Linus Öberg is a player who thrives when things get physical and who won’t back down from getting his body into puck battles in the corners. He has an above-average shot and a knack for finding open space near the net for tap-ins and rebounds. He is not a player who will wow you with his technique or his skating ability, but he will give you a full-throttle effort every night combined with a scoring touch. You could certainly do worse with a mid-round pick.
I had the privilege of meeting Linus in February, and spoke to both him and his head coach about his season and what the future could hold. You can listen to those interviews either here or where you normally listen to EOTP’s Habsent Minded and The Dispatch.
Speaking about giving a 100% effort, this summer he impressed Sweden’s hockey community when he shattered Örebro’s club record on the Cooper test with his time of nine minutes and 40 seconds. Earlier that month, former St. John’s IceCaps player Max Friberg had made headlines when he ran the same test in 10 minutes and 16 seconds, which itself was an impressive effort. Friberg is eight years Öberg’s senior. You do the math. Öberg’s stamina is something out of the ordinary.

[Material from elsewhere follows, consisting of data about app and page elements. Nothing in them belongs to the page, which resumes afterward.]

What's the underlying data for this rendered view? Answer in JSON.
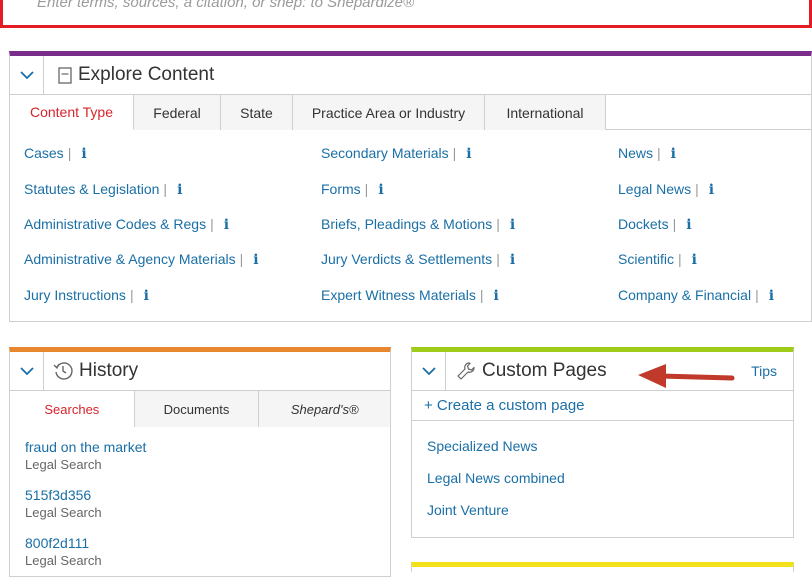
{
  "search": {
    "placeholder": "Enter terms, sources, a citation, or shep: to Shepardize®"
  },
  "explore": {
    "title": "Explore Content",
    "tabs": [
      "Content Type",
      "Federal",
      "State",
      "Practice Area or Industry",
      "International"
    ],
    "info_glyph": "i",
    "separator": "|",
    "columns": [
      [
        "Cases",
        "Statutes & Legislation",
        "Administrative Codes & Regs",
        "Administrative & Agency Materials",
        "Jury Instructions"
      ],
      [
        "Secondary Materials",
        "Forms",
        "Briefs, Pleadings & Motions",
        "Jury Verdicts & Settlements",
        "Expert Witness Materials"
      ],
      [
        "News",
        "Legal News",
        "Dockets",
        "Scientific",
        "Company & Financial"
      ]
    ]
  },
  "history": {
    "title": "History",
    "tabs": [
      "Searches",
      "Documents",
      "Shepard's®"
    ],
    "items": [
      {
        "link": "fraud on the market",
        "type": "Legal Search"
      },
      {
        "link": "515f3d356",
        "type": "Legal Search"
      },
      {
        "link": "800f2d111",
        "type": "Legal Search"
      }
    ]
  },
  "custom": {
    "title": "Custom Pages",
    "tips": "Tips",
    "create": "+ Create a custom page",
    "items": [
      "Specialized News",
      "Legal News combined",
      "Joint Venture"
    ]
  },
  "colors": {
    "accent_red": "#e31b23",
    "explore_bar": "#7b2d8b",
    "history_bar": "#e8872e",
    "custom_bar": "#9fcb1b",
    "yellow_bar": "#f2e01a",
    "link": "#1a6fa6",
    "arrow": "#c0392b"
  },
  "icons": {
    "collapse": "chevron-down-icon",
    "explore": "document-icon",
    "history": "history-clock-icon",
    "custom": "wrench-icon",
    "annotation": "arrow-left-icon"
  }
}
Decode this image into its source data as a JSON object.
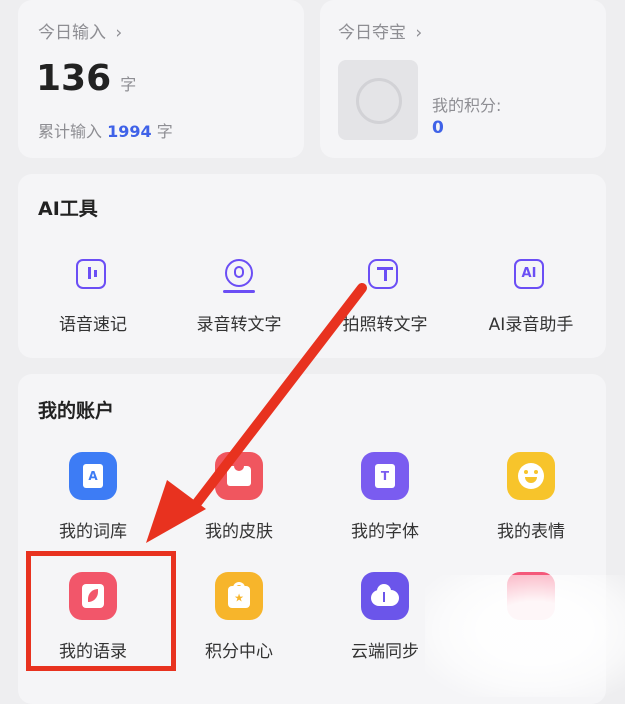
{
  "today_input": {
    "title": "今日输入",
    "chevron": "›",
    "count": "136",
    "unit": "字",
    "total_prefix": "累计输入",
    "total_value": "1994",
    "total_unit": "字"
  },
  "today_treasure": {
    "title": "今日夺宝",
    "chevron": "›",
    "points_label": "我的积分:",
    "points_value": "0"
  },
  "ai_tools": {
    "title": "AI工具",
    "items": [
      {
        "label": "语音速记",
        "icon": "voice-note-icon"
      },
      {
        "label": "录音转文字",
        "icon": "record-to-text-icon"
      },
      {
        "label": "拍照转文字",
        "icon": "photo-to-text-icon"
      },
      {
        "label": "AI录音助手",
        "icon": "ai-recorder-icon"
      }
    ]
  },
  "account": {
    "title": "我的账户",
    "items": [
      {
        "label": "我的词库",
        "icon": "lexicon-icon",
        "color": "#3d7cf5"
      },
      {
        "label": "我的皮肤",
        "icon": "skin-icon",
        "color": "#f0565f"
      },
      {
        "label": "我的字体",
        "icon": "font-icon",
        "color": "#7a5cf0"
      },
      {
        "label": "我的表情",
        "icon": "emoji-icon",
        "color": "#f7c42b"
      },
      {
        "label": "我的语录",
        "icon": "quote-icon",
        "color": "#f2566a"
      },
      {
        "label": "积分中心",
        "icon": "points-center-icon",
        "color": "#f7b52b"
      },
      {
        "label": "云端同步",
        "icon": "cloud-sync-icon",
        "color": "#6b55ea"
      },
      {
        "label": "",
        "icon": "app-icon",
        "color": "#f4587a"
      }
    ]
  },
  "colors": {
    "accent_blue": "#3f62e8",
    "annotation_red": "#e8321f"
  }
}
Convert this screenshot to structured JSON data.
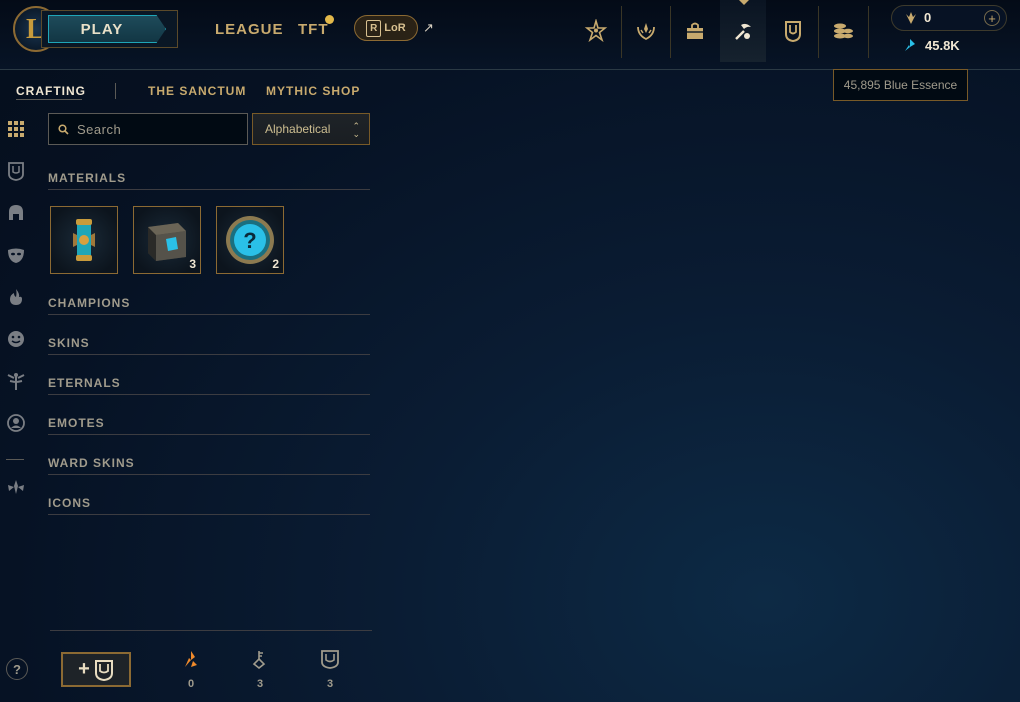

Kross av klubbrekordet!— Örebro Hockey (@orebrohockey) July 30, 2020
Linus Öberg springer 3000 m på 9:40 ♂️ pic.twitter.com/6x65pXpd3O
There will be other reports focusing on him being two years older than other prospects and whether his ceiling is his current role of an SHL starter. Personally, I believe if he continues to bulk up and develop, he could have a role to play in the NHL as a bottom-six winger with the ability to add something on both special teams. I think there is another level or two in Öberg’s game. For example, I think that he could use his physique even more to his advantage and add on more of a mean streak when he’s in the crease.
With that said, this season will be the most important one yet in his career. There were natural growing pains during his rookie season. This year, most of them will need to be ironed out if he wants to take that next leap into a legitimate NHL prospect. He has performed well during the pre-season, scoring a few goals for an Örebro team that looks to have improved from last year.
Things are different for over-agers, and they don’t get anything for free. There will always be doubters. You just need to embrace the challenge and prove that you are up for it, something Linus Öberg proved he could do last season.